It might seem counterintuitive to do this because we know that software drawing is slower than GPU compositing and requires additional memory, but in a situation where the performance is limited by the number of layers, software drawing may actually improve the performance by avoiding excessive layer allocation and manipulation.
Doing the drawing yourself in this case involves a similar performance tradeoff to rasterizing, but means that you can remove sublayers from the layer tree altogether (as opposed to just obscuring them, as you do when using shouldRasterize).
The -renderInContext: Method
Using Core Graphics to draw a static layout may sometimes be faster than using a hierarchy of UIView instances, but using UIView instances is both more concise and more flexible than writing the equivalent drawing code by hand, especially if you use Interface Builder to do the layout. It would be a shame to have to sacrifice those benefits for the sake of performance tuning.
使用Core Graphics 绘制静态布局，优势会比使用视图层级快，但是
Fortunately, you don’t have to. Having a large number of views or layers is only a problem if the layers are actually attached to the screen. Layers that are not connected to the layer tree don’t get sent to the render server and won’t impact performance (after they’ve been initially created and configured).
By using the CALayer -renderInContext: method, you can draw a snapshot of a layer and its sublayers into a Core Graphics context and capture the result as an image, which can then be displayed directly inside a UIImageView, or as the contents of another CALayer. Unlike using shouldRasterize—which still requires that the layers be attached to the layer tree—with this approach there is no ongoing performance cost.
-renderInContext：方法，你可以绘制一张图层以及子图层的快照到一个Core Graphics Context，并且抓取结果成为一张图片，直接显示到
Responsibility for refreshing this image when the layer content changes would be up to you (unlike using shouldRasterize, which handles caching and cache invalidation automatically), but once the image has initially been generated, you save significant per- frame performance overhead with this approach versus asking Core Animation to maintain a complex layer tree.
shouldRasterize完全由系统控制，为每一帧都节省了性能消耗相对于让Core Animation维护一个复杂的layer tree
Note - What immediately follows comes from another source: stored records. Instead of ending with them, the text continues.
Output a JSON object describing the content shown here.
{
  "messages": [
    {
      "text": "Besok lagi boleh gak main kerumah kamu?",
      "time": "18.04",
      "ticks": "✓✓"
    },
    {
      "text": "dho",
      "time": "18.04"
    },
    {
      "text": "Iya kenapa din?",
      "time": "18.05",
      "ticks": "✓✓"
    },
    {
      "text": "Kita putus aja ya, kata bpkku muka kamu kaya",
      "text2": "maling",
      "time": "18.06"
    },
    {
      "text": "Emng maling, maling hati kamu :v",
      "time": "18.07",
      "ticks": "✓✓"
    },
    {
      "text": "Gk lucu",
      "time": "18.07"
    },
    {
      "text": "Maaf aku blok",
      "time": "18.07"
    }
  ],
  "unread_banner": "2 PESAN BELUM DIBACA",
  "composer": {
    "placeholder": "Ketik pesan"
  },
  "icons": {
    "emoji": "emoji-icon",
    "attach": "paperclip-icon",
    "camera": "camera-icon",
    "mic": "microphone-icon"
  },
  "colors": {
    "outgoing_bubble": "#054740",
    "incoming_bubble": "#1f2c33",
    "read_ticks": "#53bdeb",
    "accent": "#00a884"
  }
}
texture triangles （纹理三角）
speculative loading (预先加载)
offscreen render 离屏渲染
iOS6 之后的render sever （渲染服务进程） ， 用于动画以及组合屏幕上的图层
IPC (Inter-Process Communication)
fill rate （填充率）